I AM A THIEF.
I steal ideas . . . although I have been known to take a tiny pinch of a plant at a garden center—one that I know will easily root—and tuck it into a pocket. Most often I justify this by working up some umbrage over the price of the plant. How dare they, I say to myself, when all one does is stick this stem in water and in a week, maybe 10 days, it will take off and . . . really!
It IS stealing, though, you know, I remind myself, even if it’s just the tiniest sprig—though it’s not as bad as heisting plants from neighbors’ yards. Minimalist sinning, I call it.
I once nearly got thrown out of England for picking flowers from a ramshackle garden. I was living in thoroughly unromantic Colchester for a month (don’t ask), in my early 20s, with Maureen and Peter (now there’s a story), and as usual Maureen and I were traipsing home a bit tipsy from the pub one night and began rummaging in this overgrown front yard for a clutch of daisies, when a female bobby—a bobbette?—collared us.
“Thieves,” she cried, or words to that effect.
When we babbled that the house appeared abandoned, our voices clearly exposed us as ugly Americans. The copper informed us that if we didn’t rap on the door of the elderly spinster who lived there and apologize first thing in the morning that we would be hastily exported or expeditiously expunged or somesuch.
Which we did, and the old lady forgave us, and all was well.
Wasn’t that dramatic? And wasn’t that the perfect way to handle a crime: We didn’t get shot, even once.
This is all neither here nor there, since now I confine myself (most of the time) to co-opting the notions of better gardeners.
I love scavenging thoughts from the U.S. Botanic Garden, Longwood Gardens in Delaware, and the National Arboretum, and from just street walking. The Philadelphia Flower Show is always a favorite, though their plants are coaxed to bloom out of season, so you’ll see a riot of daffs among the roses, clearly unnatural, if a covetable performance.

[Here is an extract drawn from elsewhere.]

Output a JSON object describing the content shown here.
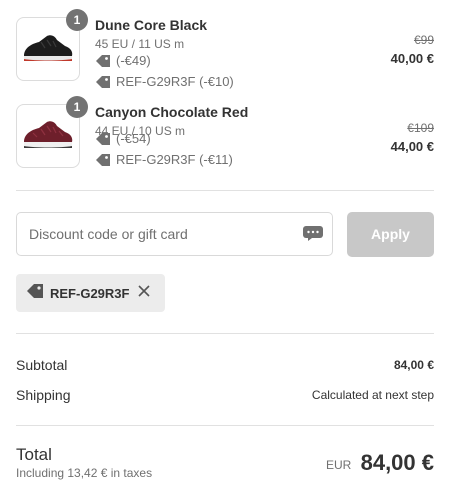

Most lazily, plant catalogues are frequently inspirational. White Flower Farm, for instance, is a particular joy. It’s glossy, beautifully photographed and informative—if snortingly overpriced, in my considered opinion.
Why would one order from them, I ask you, when we’re surrounded by abundant nurseries where you can actually bend and sniff (and maybe pinch). I just don’t know. Perhaps it’s because they show plants in full, beautiful bloom, and you ooh and ahh and imagine them taking off for you, and then August comes and you’re scratching your head over a straggly dead mess.
I’m flipping through the spring edition of the catalogue now, purloining ideas for pots of this and that. Even this far on in my gardening life I make mistakes, so many mistakes. Maybe if, for once, I followed some direction . . . like not attempting zinnias under the cherry tree, as enticing as the mental picture is. I’ll coax them along, standing in the deep shade with a flashlight for an hour or two each morning, if necessary, and after a week I’ll prefer to go to the pool and that’s that.
White Flower Farm offers individual plants, but also collections, which you can buy, along with a pot, if you’re really lazy. For thieves like me, the notions are simply stimulating.
I’m taken with the Afternoon Tea collection, a froth of pink and purple, including dahlias, verbena and petunia. Five plants in all for $42. The Butterfly Banquet is another pretty thing, five plants of verbena again and lantana and such, five for $49.
Plus pots that require 30 quarts of soil, and range in price from $47 to $89. Plus shipping, of course.
Tell me I can’t amass the same collections for $25 tops at some garden emporium this weekend. There are plenty of empty pots around here. I’ll steal the look, thank you.
Meanwhile, tomorrow my Prince and I are heading to Raleigh, North Carolina, for Passover and Easter with Baby and her Personal Prince Pete. The farmers market there is filled with so many mistakes just waiting to happen, like the white Bird of Paradise I bought last year that’s well on its way to 30 feet—I tend to impulse-buy and read the fine print after it’s too late.
Thank heavens it’s also cheap. I’ll let you know what trouble I’m in next week.
LittleBird “Stephanie Gardens” gets in all sorts of garden trouble. That’s why we like reading her Green Acre column every Thursday.